Date: Wed, 12 Sep 2012 15:12:49 -0400
From: Marc Riddell <michaeldavid86(a)comcast.net>
Subject: Re: [WikiEN-l] VIP Treatment
> Date: Wed, 12 Sep 2012 11:07:03 -0600 (MDT)
> From: "Fred Bauder" <fredbaud(a)fairpoint.net>
> Subject: Re: [WikiEN-l] VIP Treatment
>> why should they
>> politely pointing someone to OTRS, much less spend time and effort
>> to be diplomatic themselves?
> Because they are decent capable people, take pride in doing a good
> and are concerned about the accuracy and reputation of Wikipedia.
on 9/12/12 2:58 PM, Matthew Jacobs at sxeptomaniac(a)gmail.com wrote:
really? So why do we have to desysop admins? Were they "misusing
tools" in a "decent capable" way? Was it part of "doing a good
they desysopped for being "concerned about the accuracy and reputation
I can understand if you think I'm overstating the problem, but I find
ridiculous that you would deny the obvious: some people are drawn to
adminship for the wrong reasons, and some maybe even for the right
but choose to act on them in a short-sighted way.
No RFA process, no
how good, will ever be able to fully weed out
people who really
be admins. The problem is, WP has no mechanism for dealing with those
turn out to not exemplify what an administrator should be, but stop
of actually breaking rules.
Agreed. But how could such a mechanism be created given the existing
structure of the Project?
I've seen a lot of complicated RfA proposals, as well as community
procedures, and I really think the simplest solution would be for
to no longer be a lifetime appointment. Make it for terms of one or two
years, with no limit on the number of terms, and no requirement to
re-apply. It simply means that admins remain accountable to the community,
giving them an incentive to remain polite and fair, to the best of their
ability. I don't buy the arguments that "good admins will never be
re-appointed", as good admins may make a few enemies, but they'll gain
more supporters. I also believe that the community could easily adapt to
manage the increase in RfAs.
To be clear, there is no perfect solution, but I think that instituting

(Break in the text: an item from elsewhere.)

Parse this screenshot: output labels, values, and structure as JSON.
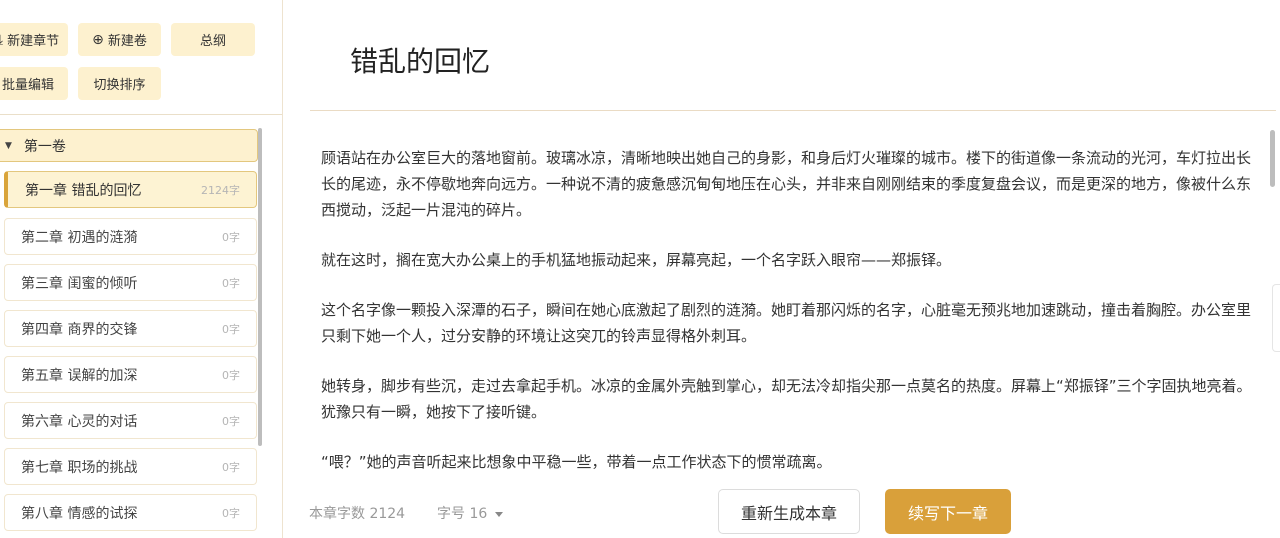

admin terms would be a step in the right direction. Unfortunately, I also
don't think the community will ever accept such a major change, as it's
become far to conservative regarding policy.